Seven students at the university filed the suit in 2014 in an effort to get the nation's richest college to stop what they see as inherent support for an industry that contributes to global warming. The suit claims the Ivy League school's governing body, the Harvard Corporation, is violating its duties as a nonprofit public charity by investing in gas, coal and oil companies. It also says that Harvard has breached its duties by putting profit ahead of the serious and immediate threat of climate change -- which Ted Hamilton, one of the plaintiffs in the suit, notes is "causing grave harm to future generations."
"Regardless of the final decision in our case, presenting our claims in a legal arena forces the Harvard Corporation to defend its actions in furtherance of climate change," added Hamilton, a Harvard Law School student.
The hearing on Friday will focus on Harvard's motion to dismiss the suit. It is scheduled one week after 34 students staged a 24-hour sit-in at Harvard's administrative offices to protest the university's investments in fossil fuels, and just as more alumni begin joining the student activists.
"The goal of the sit-in last week was first to bring the issue quite literally to the Harvard administration's doorstep so it couldn't be ignored," said Talia Rothstein, a sophomore involved with student-led activism group Divest Harvard. Rothstein said she believes this confrontational approach is needed to get Harvard to budge, and that more demonstrations are planned for April with increased alumni participation.
The university did not respond to request for comment from HuffPost. Harvard has steadfastly refused to divest from fossil fuel companies in the past, and in the last quarter even increased its investments in oil and gas companies, much to the chagrin of certain Harvard alumni groups.

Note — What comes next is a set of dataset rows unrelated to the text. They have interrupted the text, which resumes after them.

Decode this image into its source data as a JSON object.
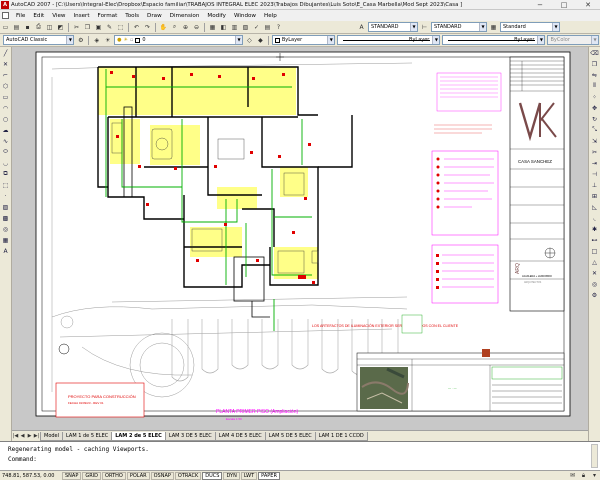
{
  "window": {
    "title": "AutoCAD 2007 - [C:\\Users\\Integral-Elec\\Dropbox\\Espacio familiar\\TRABAJOS INTEGRAL ELEC 2023\\Trabajos Dibujantes\\Luis Soto\\E_Casa Marbella\\Mod Sept 2023\\Casa ]",
    "min": "−",
    "max": "□",
    "close": "✕"
  },
  "menu": [
    "File",
    "Edit",
    "View",
    "Insert",
    "Format",
    "Tools",
    "Draw",
    "Dimension",
    "Modify",
    "Window",
    "Help"
  ],
  "toolbar2": {
    "workspace": "AutoCAD Classic",
    "layer": "0",
    "color": "ByLayer",
    "linetype": "ByLayer",
    "lineweight": "ByLayer",
    "plotstyle": "ByColor"
  },
  "toolbar1": {
    "textstyle": "STANDARD",
    "dimstyle": "STANDARD",
    "tablestyle": "Standard"
  },
  "drawing": {
    "plan_title": "PLANTA PRIMER PISO (Ampliación)",
    "plan_scale": "Escala 1:50",
    "stamp_line1": "PROYECTO PARA CONSTRUCCIÓN",
    "stamp_line2": "FECHA 01/09/23 - REV 01",
    "client": "CASA SANCHEZ",
    "note_red": "LOS ARTEFACTOS DE ILUMINACIÓN EXTERIOR SERÁN DEFINIDOS CON EL CLIENTE",
    "side_text": "ARQ",
    "firm": "AGUILERA + HUIDOBRO",
    "firm_sub": "ARQUITECTOS"
  },
  "tabs": {
    "nav": [
      "|◀",
      "◀",
      "▶",
      "▶|"
    ],
    "items": [
      "Model",
      "LAM 1 de 5 ELEC",
      "LAM 2 de 5 ELEC",
      "LAM 3 DE 5 ELEC",
      "LAM 4 DE 5 ELEC",
      "LAM 5 DE 5 ELEC",
      "LAM 1 DE 1 CCDD"
    ],
    "active": 2
  },
  "command": {
    "line1": "Regenerating model - caching Viewports.",
    "line2": "Command:"
  },
  "status": {
    "coords": "748.81, 587.53, 0.00",
    "toggles": [
      "SNAP",
      "GRID",
      "ORTHO",
      "POLAR",
      "OSNAP",
      "OTRACK",
      "DUCS",
      "DYN",
      "LWT",
      "PAPER"
    ],
    "on": [
      "DUCS",
      "PAPER"
    ]
  },
  "colors": {
    "wall": "#000000",
    "circuit": "#00b000",
    "power": "#e00000",
    "highlight": "#ffff66",
    "legend": "#ff00ff"
  }
}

The group Divest Harvard Alumni accused the university of "amorally investing ... in a catastrophic future" in a Jan. 21 letter signed by 82 Crimson graduates.
The Harvard Radcliffe Club of Vermont became the first regular Harvard alumni club recently to endorse divestment through a vote of their members, with 76 percent voting in support of a divestment resolution. Club members sent a letter on Feb. 9 to the university and the governing corporation explaining how "unusual" it was for them to pressure the Harvard administration about this.
According to the student activists, more than 200 faculty and 1,000 alumni have signed on in support of divestment.
But Ben Franta, a Harvard Ph.D. candidate in applied physics, said not all alumni are supportive of activists like him.
"Handing out informational flyers on divestment at alumni reunions, for example, I've had alums -- usually well-heeled -- tell me that I should be ashamed of myself," Franta said. "But these alumni usually don't have the courage of their convictions. They'll snipe and 'troll,' so to speak, but they won't engage in a real discussion, and they won't organize. They won't fight. I'm not that worried about them."